### Exercise prompt
The data must be returned exactly. No line may be left out.
┌─ Information shown
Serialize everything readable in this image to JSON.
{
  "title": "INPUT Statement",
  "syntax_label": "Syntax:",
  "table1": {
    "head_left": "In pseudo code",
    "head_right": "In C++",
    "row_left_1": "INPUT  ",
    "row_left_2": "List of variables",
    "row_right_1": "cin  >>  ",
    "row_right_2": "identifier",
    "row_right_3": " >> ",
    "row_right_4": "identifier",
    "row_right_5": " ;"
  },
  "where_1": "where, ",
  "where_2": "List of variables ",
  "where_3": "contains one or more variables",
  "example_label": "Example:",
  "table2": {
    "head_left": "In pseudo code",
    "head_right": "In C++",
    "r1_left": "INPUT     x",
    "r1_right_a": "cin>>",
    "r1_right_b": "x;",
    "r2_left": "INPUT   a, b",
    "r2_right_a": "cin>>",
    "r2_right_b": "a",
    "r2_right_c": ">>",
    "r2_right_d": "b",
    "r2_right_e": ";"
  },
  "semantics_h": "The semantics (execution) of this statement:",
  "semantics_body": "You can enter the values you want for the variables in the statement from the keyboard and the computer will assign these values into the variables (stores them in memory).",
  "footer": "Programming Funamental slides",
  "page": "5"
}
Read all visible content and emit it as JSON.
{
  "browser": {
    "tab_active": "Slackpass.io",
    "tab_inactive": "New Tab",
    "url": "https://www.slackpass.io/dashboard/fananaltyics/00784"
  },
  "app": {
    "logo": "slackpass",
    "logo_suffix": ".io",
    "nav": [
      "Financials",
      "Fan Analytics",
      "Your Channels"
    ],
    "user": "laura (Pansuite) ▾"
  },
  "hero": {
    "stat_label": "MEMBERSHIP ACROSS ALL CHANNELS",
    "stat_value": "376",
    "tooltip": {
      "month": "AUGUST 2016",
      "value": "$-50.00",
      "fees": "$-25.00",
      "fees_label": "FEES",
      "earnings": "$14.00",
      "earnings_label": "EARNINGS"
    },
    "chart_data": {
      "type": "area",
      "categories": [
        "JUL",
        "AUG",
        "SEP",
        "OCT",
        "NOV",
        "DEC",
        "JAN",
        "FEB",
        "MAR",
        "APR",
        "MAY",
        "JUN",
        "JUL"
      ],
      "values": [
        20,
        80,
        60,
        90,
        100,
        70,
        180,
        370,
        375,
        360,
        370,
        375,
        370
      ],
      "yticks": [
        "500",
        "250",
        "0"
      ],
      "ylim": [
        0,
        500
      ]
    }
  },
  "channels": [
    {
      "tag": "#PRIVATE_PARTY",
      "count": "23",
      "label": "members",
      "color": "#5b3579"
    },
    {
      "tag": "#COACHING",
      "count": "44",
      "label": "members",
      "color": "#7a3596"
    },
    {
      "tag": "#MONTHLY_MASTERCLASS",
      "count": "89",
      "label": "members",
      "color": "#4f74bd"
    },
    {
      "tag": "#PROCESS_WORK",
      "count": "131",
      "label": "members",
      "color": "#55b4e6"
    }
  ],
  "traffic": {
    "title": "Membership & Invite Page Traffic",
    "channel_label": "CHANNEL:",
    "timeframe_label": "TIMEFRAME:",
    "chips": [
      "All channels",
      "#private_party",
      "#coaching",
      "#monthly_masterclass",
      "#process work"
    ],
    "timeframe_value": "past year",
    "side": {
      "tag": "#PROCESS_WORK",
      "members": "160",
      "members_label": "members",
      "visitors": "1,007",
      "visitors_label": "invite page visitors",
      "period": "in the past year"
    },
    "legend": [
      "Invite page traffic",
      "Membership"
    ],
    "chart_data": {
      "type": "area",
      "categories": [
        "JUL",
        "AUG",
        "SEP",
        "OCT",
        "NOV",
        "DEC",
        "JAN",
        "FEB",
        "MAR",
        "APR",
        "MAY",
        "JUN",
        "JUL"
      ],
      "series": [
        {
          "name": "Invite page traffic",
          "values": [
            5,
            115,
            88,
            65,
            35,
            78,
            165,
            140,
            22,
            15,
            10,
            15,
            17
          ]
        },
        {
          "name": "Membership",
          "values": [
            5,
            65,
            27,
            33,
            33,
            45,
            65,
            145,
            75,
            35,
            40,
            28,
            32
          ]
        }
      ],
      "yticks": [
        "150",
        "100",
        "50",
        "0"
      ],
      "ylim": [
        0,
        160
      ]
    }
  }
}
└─
### Answer box
Serialize everything readable in this image to JSON.
{
  "title": "INPUT Statement",
  "syntax_label": "Syntax:",
  "table1": {
    "head_left": "In pseudo code",
    "head_right": "In C++",
    "row_left_1": "INPUT  ",
    "row_left_2": "List of variables",
    "row_right_1": "cin  >>  ",
    "row_right_2": "identifier",
    "row_right_3": " >> ",
    "row_right_4": "identifier",
    "row_right_5": " ;"
  },
  "where_1": "where, ",
  "where_2": "List of variables ",
  "where_3": "contains one or more variables",
  "example_label": "Example:",
  "table2": {
    "head_left": "In pseudo code",
    "head_right": "In C++",
    "r1_left": "INPUT     x",
    "r1_right_a": "cin>>",
    "r1_right_b": "x;",
    "r2_left": "INPUT   a, b",
    "r2_right_a": "cin>>",
    "r2_right_b": "a",
    "r2_right_c": ">>",
    "r2_right_d": "b",
    "r2_right_e": ";"
  },
  "semantics_h": "The semantics (execution) of this statement:",
  "semantics_body": "You can enter the values you want for the variables in the statement from the keyboard and the computer will assign these values into the variables (stores them in memory).",
  "footer": "Programming Funamental slides",
  "page": "5"
}
Read all visible content and emit it as JSON.
{
  "browser": {
    "tab_active": "Slackpass.io",
    "tab_inactive": "New Tab",
    "url": "https://www.slackpass.io/dashboard/fananaltyics/00784"
  },
  "app": {
    "logo": "slackpass",
    "logo_suffix": ".io",
    "nav": [
      "Financials",
      "Fan Analytics",
      "Your Channels"
    ],
    "user": "laura (Pansuite) ▾"
  },
  "hero": {
    "stat_label": "MEMBERSHIP ACROSS ALL CHANNELS",
    "stat_value": "376",
    "tooltip": {
      "month": "AUGUST 2016",
      "value": "$-50.00",
      "fees": "$-25.00",
      "fees_label": "FEES",
      "earnings": "$14.00",
      "earnings_label": "EARNINGS"
    },
    "chart_data": {
      "type": "area",
      "categories": [
        "JUL",
        "AUG",
        "SEP",
        "OCT",
        "NOV",
        "DEC",
        "JAN",
        "FEB",
        "MAR",
        "APR",
        "MAY",
        "JUN",
        "JUL"
      ],
      "values": [
        20,
        80,
        60,
        90,
        100,
        70,
        180,
        370,
        375,
        360,
        370,
        375,
        370
      ],
      "yticks": [
        "500",
        "250",
        "0"
      ],
      "ylim": [
        0,
        500
      ]
    }
  },
  "channels": [
    {
      "tag": "#PRIVATE_PARTY",
      "count": "23",
      "label": "members",
      "color": "#5b3579"
    },
    {
      "tag": "#COACHING",
      "count": "44",
      "label": "members",
      "color": "#7a3596"
    },
    {
      "tag": "#MONTHLY_MASTERCLASS",
      "count": "89",
      "label": "members",
      "color": "#4f74bd"
    },
    {
      "tag": "#PROCESS_WORK",
      "count": "131",
      "label": "members",
      "color": "#55b4e6"
    }
  ],
  "traffic": {
    "title": "Membership & Invite Page Traffic",
    "channel_label": "CHANNEL:",
    "timeframe_label": "TIMEFRAME:",
    "chips": [
      "All channels",
      "#private_party",
      "#coaching",
      "#monthly_masterclass",
      "#process work"
    ],
    "timeframe_value": "past year",
    "side": {
      "tag": "#PROCESS_WORK",
      "members": "160",
      "members_label": "members",
      "visitors": "1,007",
      "visitors_label": "invite page visitors",
      "period": "in the past year"
    },
    "legend": [
      "Invite page traffic",
      "Membership"
    ],
    "chart_data": {
      "type": "area",
      "categories": [
        "JUL",
        "AUG",
        "SEP",
        "OCT",
        "NOV",
        "DEC",
        "JAN",
        "FEB",
        "MAR",
        "APR",
        "MAY",
        "JUN",
        "JUL"
      ],
      "series": [
        {
          "name": "Invite page traffic",
          "values": [
            5,
            115,
            88,
            65,
            35,
            78,
            165,
            140,
            22,
            15,
            10,
            15,
            17
          ]
        },
        {
          "name": "Membership",
          "values": [
            5,
            65,
            27,
            33,
            33,
            45,
            65,
            145,
            75,
            35,
            40,
            28,
            32
          ]
        }
      ],
      "yticks": [
        "150",
        "100",
        "50",
        "0"
      ],
      "ylim": [
        0,
        160
      ]
    }
  }
}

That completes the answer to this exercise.